"Bhishma said, 'A cow should never be given unto one that is not righteous in behaviour, or one that is sinful, or one that is covetous or one that is untruthful in speech, or one that does not make offerings unto the Pitris and deities. A person, by making a gift of ten kine unto a Brahmana learned in the Vedas, poor in earthly wealth, possessed of many children, and owning a domestic are, attains to numerous regions of great felicity. When a man performs any act that is fraught with merit assisted by what he has got in gift from another, a portion of the merit attaching to that act becomes always his with whose wealth the act has been accomplished. He that procreates a person, he that rescues a person, and he that assigns the means of sustenance to a person are regarded as the three sires. Services dutifully rendered to the preceptor destroys sin. Pride destroys even great fame. The possession of three children destroys the reproach of childlessness, and the possession of ten kine dispels the reproach of poverty. Unto one that is devoted to the Vedanta, that is endued with great learning, that has been filled with wisdom, that has a complete control over his senses, that is observant of the restraints laid down in the scriptures, that has withdrawn himself from all worldly attachments, unto him that says agreeable words unto all creatures, unto him that would never do an evil act even when impelled by hunger, unto one that is mild or possessed of a peaceful disposition, unto one that is hospitable to all guests,—verily unto such a Brahmana should a man, possessed of similar conduct and owning children and wives, assign the means of sustenance. The measure of merit that attaches to the gift of kine unto a deserving person is exactly the measure of the sin that attaches to the act of robbing a Brahmana of what belongs to him. Under all circumstances should the spoliation of what belongs to a Brahmana be avoided, and his spouses kept at a distance.'"
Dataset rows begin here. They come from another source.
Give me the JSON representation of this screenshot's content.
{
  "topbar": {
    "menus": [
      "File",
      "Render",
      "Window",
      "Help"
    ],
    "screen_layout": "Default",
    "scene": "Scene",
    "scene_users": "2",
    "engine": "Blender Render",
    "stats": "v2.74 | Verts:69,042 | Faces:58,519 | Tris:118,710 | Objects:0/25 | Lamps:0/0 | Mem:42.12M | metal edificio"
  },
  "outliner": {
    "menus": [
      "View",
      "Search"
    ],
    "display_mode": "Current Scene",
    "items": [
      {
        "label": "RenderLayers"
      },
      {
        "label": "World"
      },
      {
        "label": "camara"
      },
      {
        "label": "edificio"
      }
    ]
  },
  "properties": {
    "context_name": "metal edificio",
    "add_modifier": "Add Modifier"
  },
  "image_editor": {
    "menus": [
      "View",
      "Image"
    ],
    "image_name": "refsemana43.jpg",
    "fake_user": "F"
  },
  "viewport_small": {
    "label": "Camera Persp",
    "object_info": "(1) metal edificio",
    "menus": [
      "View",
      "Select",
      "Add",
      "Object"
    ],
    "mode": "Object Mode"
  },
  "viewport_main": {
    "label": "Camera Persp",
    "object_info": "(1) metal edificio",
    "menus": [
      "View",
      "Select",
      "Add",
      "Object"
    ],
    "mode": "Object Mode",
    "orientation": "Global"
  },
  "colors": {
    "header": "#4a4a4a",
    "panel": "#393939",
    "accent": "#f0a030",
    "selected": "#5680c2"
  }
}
Footnotes and references:
Of equal name, because the word go means cow, earth, and speech.
This concludes Section LXIX of Book 13 (Anushasana Parva) of the Mahabharata, of which an English translation is presented on this page. This book is famous as one of the Itihasa, similair in content to the eighteen Puranas. Book 13 is one of the eighteen books comprising roughly 100,000 Sanskrit metrical verses.